Any type of depression is such a personal experience and only you can do the work to improve

Oftentimes a textbook definition of depression only vaguely resembles your experience of it. I can run down a list of seasonal depressive symptoms that might describe your experience such as changes in appetite, increased sleep, fatigue and the list goes on, but your experience of it will be much more than symptoms. It will be part of you, and you may not even recognize your symptoms as “symptoms,” but rather valid thoughts and feelings that are an extension of your emotional life. Any type of depression is such a personal experience and only you can do the work to improve.  But if you minimize your depressive symptoms as just a reaction to a bad situation, or suppress it without giving it a proper outlet, you’ll be stuck in the dark and it may make the depression much more devastating in the long run than it has to be. So as light therapy is known to be effective with seasonal depression, an illuminated understanding of your depression supports your treatment and increases the chances that you will do the work to cope so much better than you did before.

Stock up for the Winter
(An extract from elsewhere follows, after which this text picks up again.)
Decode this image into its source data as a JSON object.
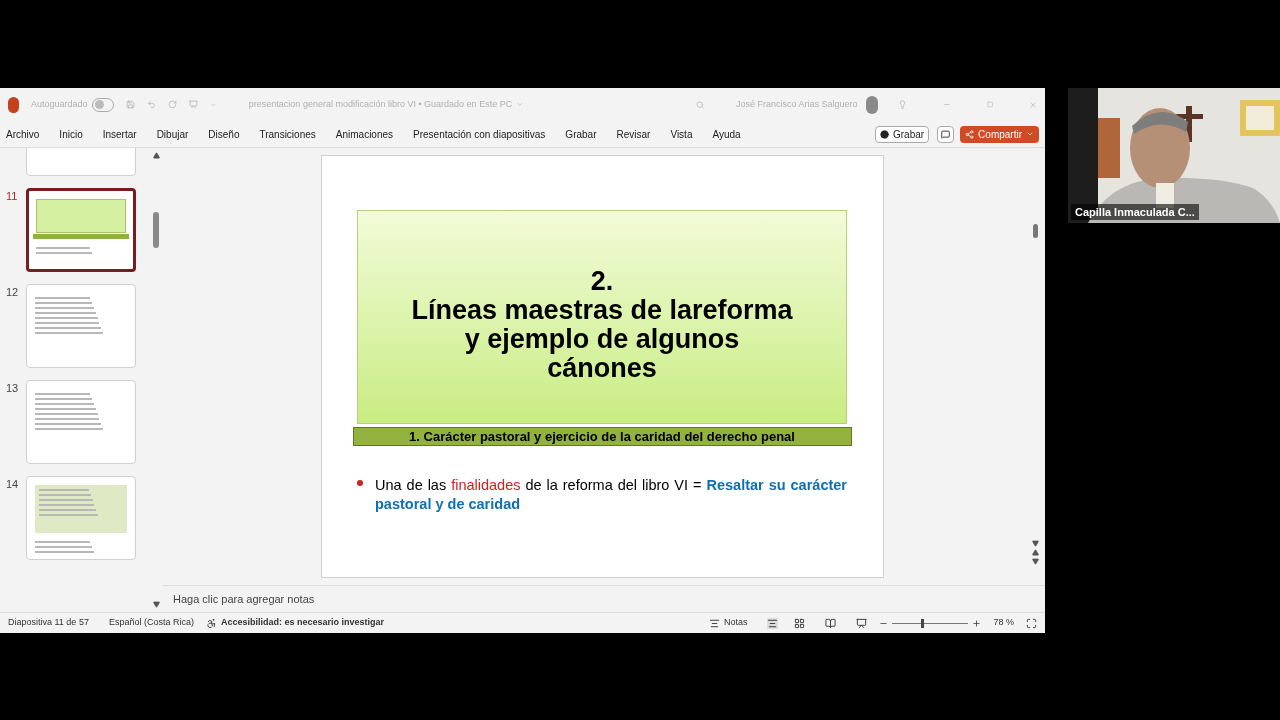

Seasonal depression is a unique disorder due to its seasonal pattern. Unlike other depressive disorders that may be triggered by unexpected events, you pretty much know when the seasonal depression is coming, and can plan accordingly. So how do you plan for a seasonal depression? The same way you plan for other expected stressors—stock up on resources. It’s all about knowledge, knowledge, knowledge, and once you have it, you can use it to work for you. If you understand depression as a reaction to stress including biological, psychological, and environmental ones, you will do well to utilize resources that address all these areas. For instance, with seasonal depression, you ( as per the advice of your doctor) can address biological stressors by spending more time in well-lit areas or taking a trip to a sunny, warm location during the winter months. With psychological stressors, you may be attuned to your decreased ability to manage stress and consciously choose not to make any major decisions during the winter season. And with environmental stressors, you may surround yourself with a select group of friends, family, and treating professionals to offset anticipated conflict or demands. Even if you struggle with seasonal depression, the excitement during the holidays can be a quick pick-me-up, and it’s a great time to identify and gather your resources. You are in a better position to be creative and problem-solve when you are feeling upbeat, rather than if you wait until you’re in the throes of depression to combat struggles. Whatever you decide, strive to be honest with yourself about your symptoms and its impact on your loved ones, and work towards using all your internal and external resources to tackle your seasonal blues.